|Major depression, postpartum depression||Four ph3 studies due to report in 2021||970||Biogen paid $1.5bn for rights to zuranolone and Sage-324 (Biogen’s Sage advice amounts to $1.5bn)|
|Biomarin||Haemophilia A||Ph3 52-week data from 301||937||EMA requested 1yr data for approval, FDA asked for 2yr data after giving a CRL in August 2020|
|AT-GAA||Amicus||Pompe disease||Ph3 Propel Q1||637||Sanofi's NeoGAA demonstrated non-inferiority to SoC (Myozyme) but failed to show superiority in ph3; Amicus's Propel study is powered to demonstrate superiority over SoC (Leerink)|
|Mitapivat||Agios||PK deficiency||Pivotal data (Activate-T)||591||Activate study in patients not receiving regular blood transfusions met its primary endpoint; Activate-T is in more severely affected PKD patients who regularly receive blood transfusions (Agios gets a pre-Ash boost)|
|APL-2 (systemic pegcetacoplan)||Apellis||PNH||Ph3 Prince H1||554||Treatment naïve study, Pdufa in May for patients who had been on Soliris|
|IMVT-1401||Immunovant||Warm autoimmune haemolytic anaemia, thyroid eye disease||Data from ph2a Ascend Waiha due Q1, ph2b Ascend Go-2 due H1||357||Subcutaneous anti-FcRn MAb (Ph3 myasthenia gravis trial to start H1 2021)|
|ALXN1840||Alexion (now Astrazeneca)||Wilson disease||Ph3 due H1||322||See text|
Bempegaldesleukin + Keytruda
|Nektar||NSCLC||Ph1/2 Propel||228||Preliminary ORR data from ph2 Propel study (~30 patients)|
|Relugolix||Myovant||Endometriosis||One-year efficacy and safety data from Spirit Extension||167||Keep an eye out for data on thromboembolic events, which could affect the label (Leerink)|
|Ph2 H1||123||Subcutaneous anti-FcRn MAb, ph3 in myasthenia gravis not due until Q1 2022|
|Troriluzole||Biohaven||Mild-to-moderate Alzheimer's disease||Ph2/3 T2 Protect AD||114|
|Corcept||Ovarian cancer, pancreatic cancer||Ph2 ovarian, Ph3 Reliant pancreatic H1||100||Second-generation Korlym, generic Korlym from Teva likely Q1|
|VX-864||Vertex||Alpha-1 antitrypsin deficiency||Ph2 H1||-||Z-AAT corrector said to be structurally distinct from VX-814 that saw elevated liver enzymes in ph2 and has been discontinued (Clinical setback lays bare Vertex’s weakness)|
(cusatuzumab) + Vidaza
|Argenx/Johnson & Johnson||Newly diagnosed AML unfit for intensive chemo||Ph2 top-line Culminate early 2021||-||Anti-CD70 MAb, deal with J&J's Cilag division, impressive response rates in earlier study (Argenx keeps delivering)|
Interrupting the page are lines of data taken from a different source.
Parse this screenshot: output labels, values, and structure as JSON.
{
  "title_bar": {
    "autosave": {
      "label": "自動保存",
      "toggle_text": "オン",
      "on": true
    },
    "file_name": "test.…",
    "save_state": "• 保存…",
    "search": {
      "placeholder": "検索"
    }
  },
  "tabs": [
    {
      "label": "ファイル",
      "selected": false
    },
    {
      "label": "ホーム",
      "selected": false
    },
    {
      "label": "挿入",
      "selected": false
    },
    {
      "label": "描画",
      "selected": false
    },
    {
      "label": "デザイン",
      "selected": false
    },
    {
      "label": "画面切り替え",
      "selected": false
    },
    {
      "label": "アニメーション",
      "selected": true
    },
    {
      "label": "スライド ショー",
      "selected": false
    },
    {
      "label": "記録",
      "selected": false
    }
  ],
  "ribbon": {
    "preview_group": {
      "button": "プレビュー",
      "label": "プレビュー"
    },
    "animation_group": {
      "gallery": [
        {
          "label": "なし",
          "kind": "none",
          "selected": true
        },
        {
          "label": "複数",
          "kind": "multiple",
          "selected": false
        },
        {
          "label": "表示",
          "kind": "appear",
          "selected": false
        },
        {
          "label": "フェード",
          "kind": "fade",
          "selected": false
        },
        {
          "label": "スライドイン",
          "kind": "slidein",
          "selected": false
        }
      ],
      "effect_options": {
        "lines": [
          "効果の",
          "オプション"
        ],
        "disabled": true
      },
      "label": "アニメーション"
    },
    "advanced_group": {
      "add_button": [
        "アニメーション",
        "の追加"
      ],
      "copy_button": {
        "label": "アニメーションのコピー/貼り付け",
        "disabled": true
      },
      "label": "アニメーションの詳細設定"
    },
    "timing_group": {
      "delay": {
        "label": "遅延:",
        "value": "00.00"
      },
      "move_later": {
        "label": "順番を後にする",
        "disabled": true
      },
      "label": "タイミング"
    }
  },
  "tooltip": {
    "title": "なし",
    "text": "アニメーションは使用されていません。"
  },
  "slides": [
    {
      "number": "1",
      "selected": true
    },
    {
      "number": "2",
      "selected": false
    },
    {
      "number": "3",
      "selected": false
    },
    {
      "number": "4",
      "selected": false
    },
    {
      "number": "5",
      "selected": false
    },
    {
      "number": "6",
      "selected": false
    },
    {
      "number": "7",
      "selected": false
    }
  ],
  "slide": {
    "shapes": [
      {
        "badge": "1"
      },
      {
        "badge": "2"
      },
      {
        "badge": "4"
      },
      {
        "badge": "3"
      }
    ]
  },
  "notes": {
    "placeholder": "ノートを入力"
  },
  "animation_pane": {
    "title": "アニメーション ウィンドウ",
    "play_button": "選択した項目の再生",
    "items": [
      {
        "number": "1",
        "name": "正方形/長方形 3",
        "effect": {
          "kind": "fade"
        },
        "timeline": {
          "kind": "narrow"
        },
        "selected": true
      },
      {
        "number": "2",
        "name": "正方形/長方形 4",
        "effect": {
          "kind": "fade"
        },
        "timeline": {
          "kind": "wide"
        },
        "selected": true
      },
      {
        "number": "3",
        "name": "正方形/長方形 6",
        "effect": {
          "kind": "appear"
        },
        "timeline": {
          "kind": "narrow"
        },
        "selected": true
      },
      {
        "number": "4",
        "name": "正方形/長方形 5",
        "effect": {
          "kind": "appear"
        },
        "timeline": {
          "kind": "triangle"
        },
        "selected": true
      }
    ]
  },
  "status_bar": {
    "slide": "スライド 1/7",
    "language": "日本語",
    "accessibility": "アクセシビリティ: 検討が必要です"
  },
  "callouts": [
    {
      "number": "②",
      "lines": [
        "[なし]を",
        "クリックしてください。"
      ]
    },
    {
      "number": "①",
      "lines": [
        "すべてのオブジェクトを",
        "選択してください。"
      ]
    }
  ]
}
|ADC Therapeutics||Relapsed or refractory Hodgkin lymphoma||Pivotal ph2 interim H1||-||Trial resumed in June 2020 after its clinical hold was lifted, two patients had been diagnosed with Guillain–Barré syndrome|
|Sources: EvaluatePharma, company releases, analyst notes, clinicaltrials.gov|